Scott Chong has an excellent post at California Golden Blogs previewing the Bear Raid Offense. http://www.californiagoldenblogs.com/2013/6/17/4405736/cal-football-previewing-the-bear-raid-offense
One thing Mr. Chong points out – the up-tempo no huddle offense as a key component of the Bear Raid. Anyone who has watched Northwestern football over the past decade or so knows the value of controlling the tempo of the game. Given that Dykes likely looked to Randy Walker’s NU offense as a template for his own hurry up offense at La Tech, I doubt we will have problems handling the Bear Raid hurry up.
This is my first breakdown for LTP this year. Awesome.
I’m looking forward to reading your comments, and hearing about what I missed. I’m always trying to get better and see things from different angles.

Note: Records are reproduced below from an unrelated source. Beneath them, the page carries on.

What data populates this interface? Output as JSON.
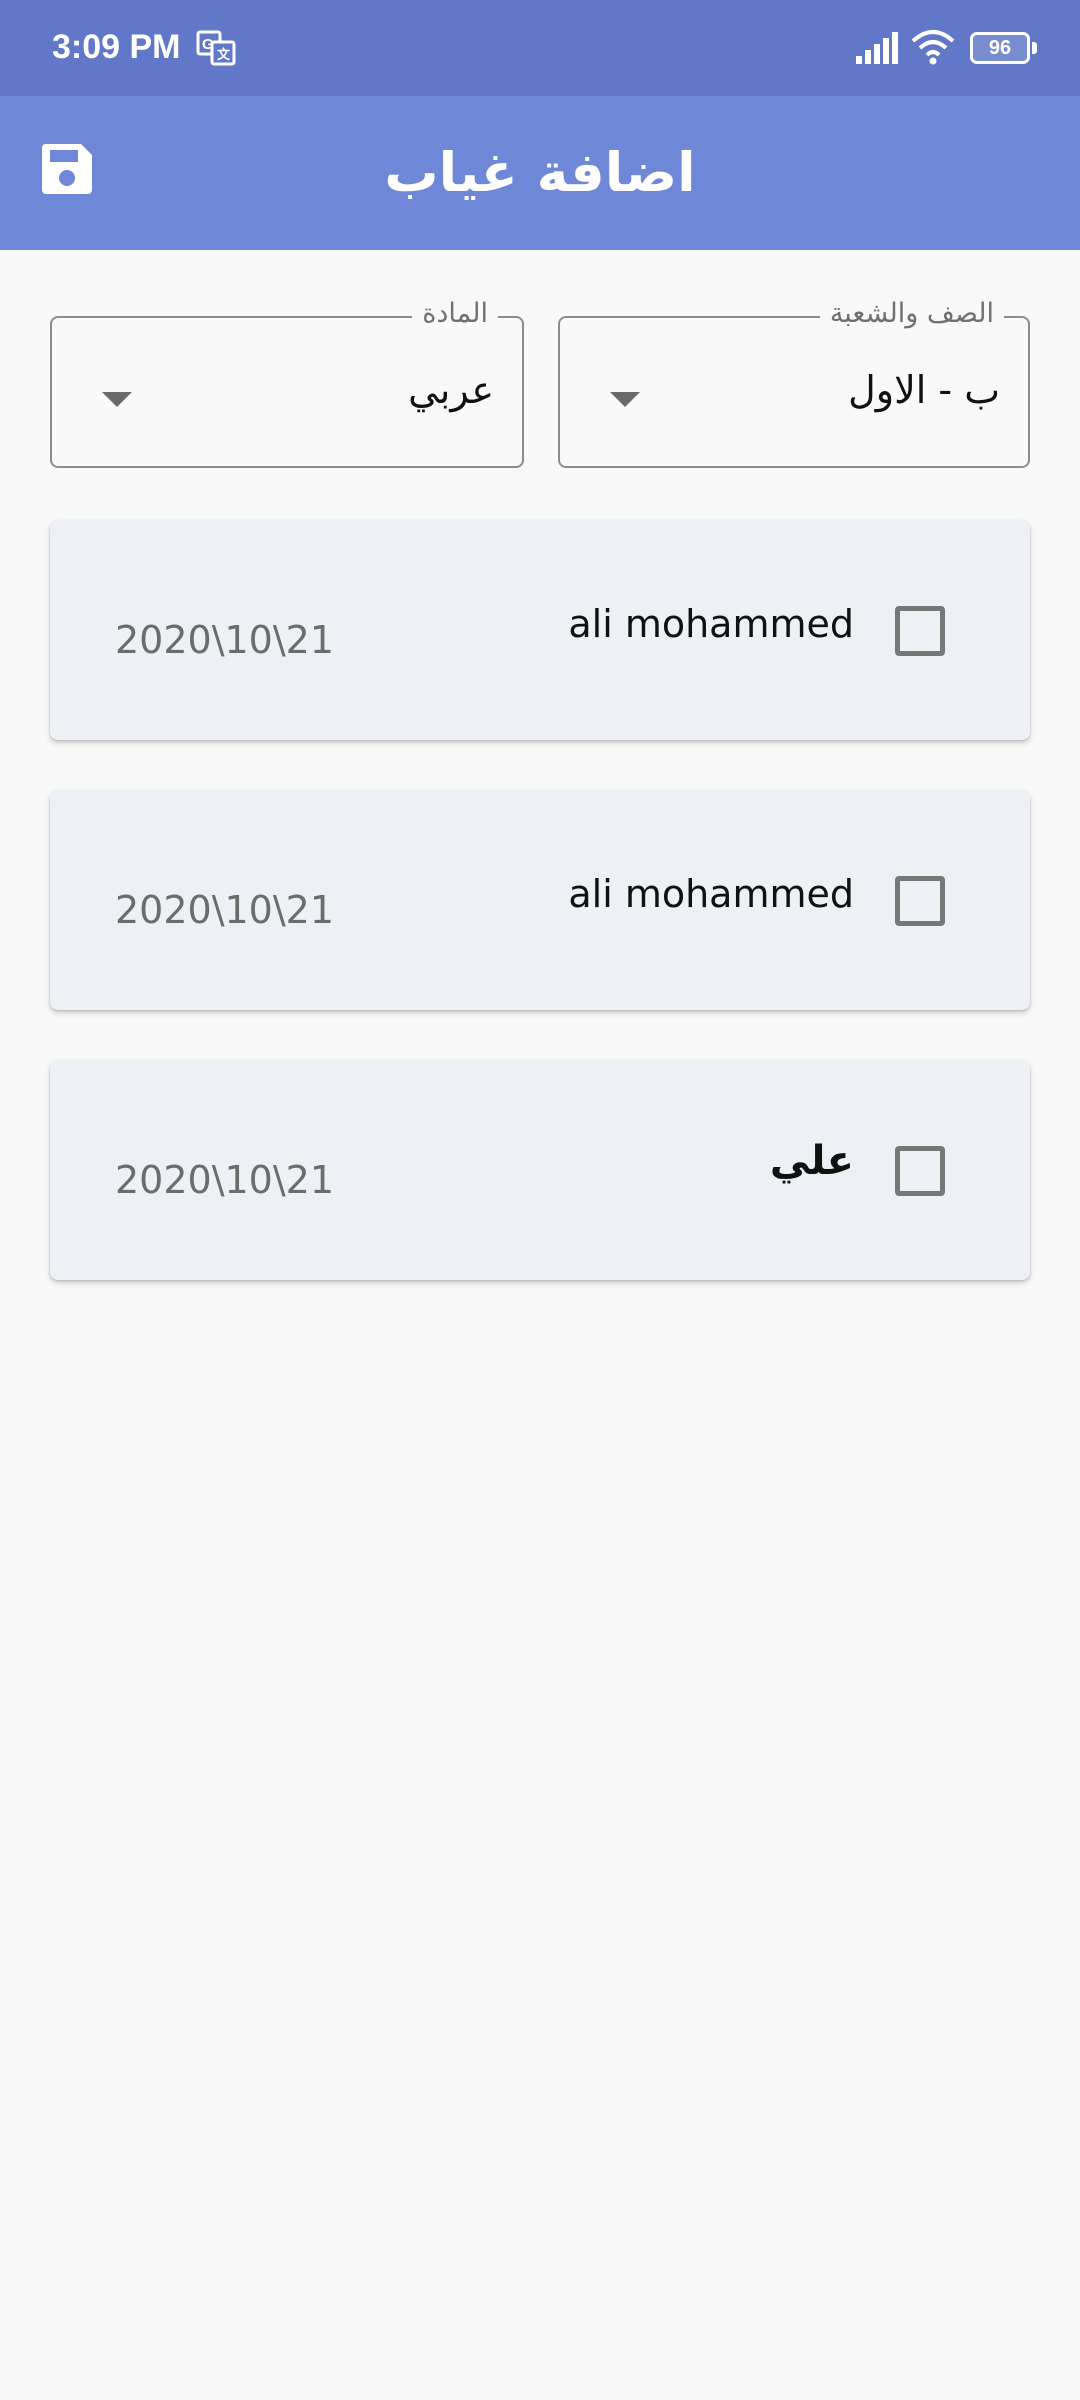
{
  "status_bar": {
    "time": "3:09 PM",
    "battery": "96",
    "icons": [
      "translate-icon",
      "signal-icon",
      "wifi-icon",
      "battery-icon"
    ]
  },
  "app_bar": {
    "title": "اضافة غياب",
    "save_icon": "save-icon",
    "background": "#6e87d6"
  },
  "filters": {
    "subject": {
      "label": "المادة",
      "value": "عربي"
    },
    "class_section": {
      "label": "الصف والشعبة",
      "value": "ب - الاول"
    }
  },
  "students": [
    {
      "name": "ali mohammed",
      "date": "2020\\10\\21",
      "checked": false
    },
    {
      "name": "ali mohammed",
      "date": "2020\\10\\21",
      "checked": false
    },
    {
      "name": "علي",
      "date": "2020\\10\\21",
      "checked": false
    }
  ],
  "colors": {
    "status_bar": "#6178c8",
    "app_bar": "#6e87d6",
    "card": "#edf0f5",
    "background": "#f9f9f9"
  }
}
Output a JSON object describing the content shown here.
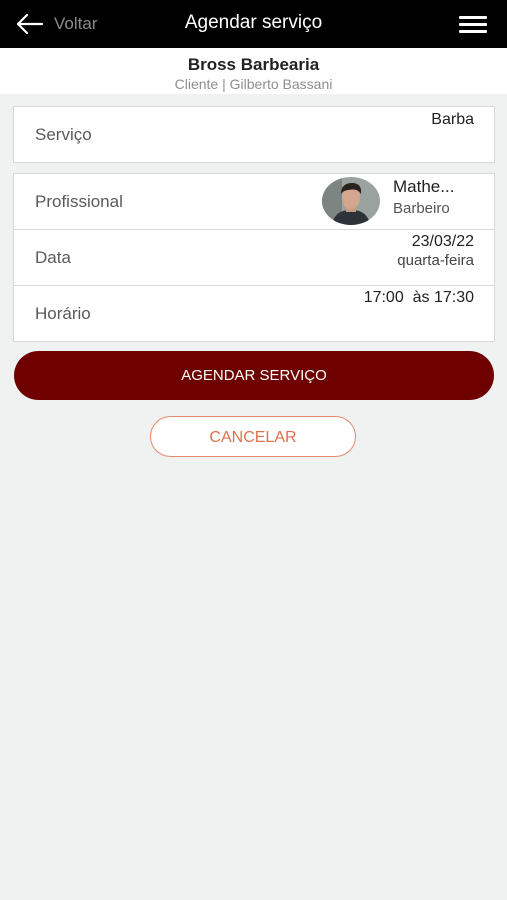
{
  "header": {
    "back_label": "Voltar",
    "title": "Agendar serviço",
    "back_icon": "arrow-left-icon",
    "menu_icon": "hamburger-menu-icon"
  },
  "shop": {
    "name": "Bross Barbearia",
    "subtitle": "Cliente | Gilberto Bassani"
  },
  "service": {
    "label": "Serviço",
    "value": "Barba"
  },
  "professional": {
    "label": "Profissional",
    "name": "Mathe...",
    "role": "Barbeiro"
  },
  "date": {
    "label": "Data",
    "value": "23/03/22",
    "weekday": "quarta-feira"
  },
  "time": {
    "label": "Horário",
    "value": "17:00  às 17:30"
  },
  "actions": {
    "confirm": "AGENDAR SERVIÇO",
    "cancel": "CANCELAR"
  },
  "colors": {
    "topbar": "#000000",
    "primary": "#6e0000",
    "cancel_accent": "#e0704c",
    "background": "#f0f1f1"
  }
}
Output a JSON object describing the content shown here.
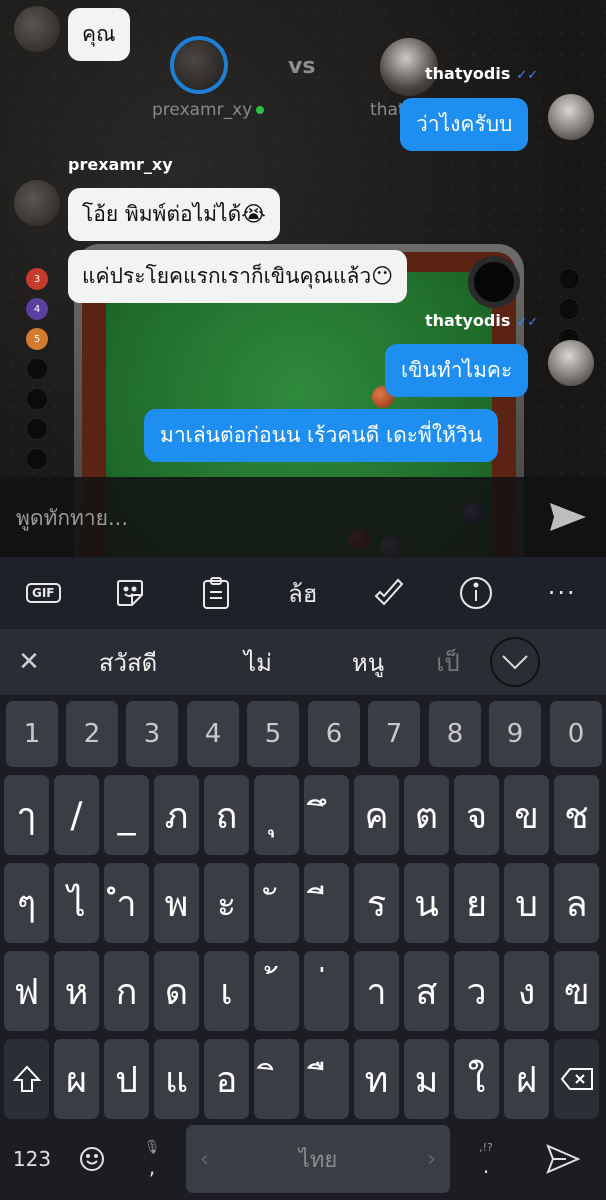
{
  "game": {
    "player1": {
      "name": "prexamr_xy"
    },
    "vs_label": "vs",
    "player2": {
      "name": "thatyodis",
      "name_partial": "that"
    },
    "rack_left": [
      "3",
      "4",
      "5"
    ]
  },
  "chat": {
    "messages": [
      {
        "sender": "",
        "text": "คุณ",
        "direction": "in"
      },
      {
        "sender": "thatyodis",
        "text": "ว่าไงครับบ",
        "direction": "out"
      },
      {
        "sender": "prexamr_xy",
        "text": "โอ้ย พิมพ์ต่อไม่ได้😭",
        "direction": "in"
      },
      {
        "sender": "",
        "text": "แค่ประโยคแรกเราก็เขินคุณแล้ว😶",
        "direction": "in"
      },
      {
        "sender": "thatyodis",
        "text": "เขินทำไมคะ",
        "direction": "out"
      },
      {
        "sender": "",
        "text": "มาเล่นต่อก่อนน เร้วคนดี เดะพี่ให้วิน",
        "direction": "out"
      }
    ],
    "input_placeholder": "พูดทักทาย..."
  },
  "keyboard": {
    "toolbar": [
      "gif-icon",
      "sticker-icon",
      "clipboard-icon",
      "translate-icon",
      "handwriting-icon",
      "info-icon",
      "more-icon"
    ],
    "gif_label": "GIF",
    "suggestions": [
      "สวัสดี",
      "ไม่",
      "หนู",
      "เป็"
    ],
    "number_row": [
      "1",
      "2",
      "3",
      "4",
      "5",
      "6",
      "7",
      "8",
      "9",
      "0"
    ],
    "row1": [
      "ๅ",
      "/",
      "_",
      "ภ",
      "ถ",
      "ุ",
      "ึ",
      "ค",
      "ต",
      "จ",
      "ข",
      "ช"
    ],
    "row2": [
      "ๆ",
      "ไ",
      "ำ",
      "พ",
      "ะ",
      "ั",
      "ี",
      "ร",
      "น",
      "ย",
      "บ",
      "ล"
    ],
    "row3": [
      "ฟ",
      "ห",
      "ก",
      "ด",
      "เ",
      "้",
      "่",
      "า",
      "ส",
      "ว",
      "ง",
      "ฃ"
    ],
    "row4": [
      "ผ",
      "ป",
      "แ",
      "อ",
      "ิ",
      "ื",
      "ท",
      "ม",
      "ใ",
      "ฝ"
    ],
    "bottom": {
      "numbers_label": "123",
      "comma": ",",
      "space_label": "ไทย",
      "period": ".",
      "punct_hint": ",!?"
    }
  }
}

Aside from practicing patent law and running a few start-up companies in Denver, I coach offense at Thomas Jefferson High School. Since I am such a Northwestern fan, I literally copied Northwestern’s no huddle offense concepts and built them into our own offense. Before moving to Denver this year, I coached offense at Lincoln Park High School and Vernon Hills High School in Chicagoland. I won the golden helmet in high school at Bay City Central High School as a running back before future Superbowl MVP Lamarr Woodley hit me so hard that I had to be taken off of the field in an ambulance. This ended my football career until I had the opportunity to play for the Dublin Dragons of the Irish American Football League in Dublin, Ireland, while on a program there to study European Union Law.
I’m probably going to reference and compare my own coaching experiences in my posts. I hope this doesn’t annoy you, and look forward to hearing your creative ideas, criticisms and suggestions. You can message me here, or catch me at the NU-Michigan and NU-Nebraska games this year, or at the Blake Street Tavern for game watches in Denver.
Finally, I am recruiting ski buddies. If you want a ski buddy and you are in Colorado at any point to ski this year, shoot me a message. I know all the secret stashes at Vail.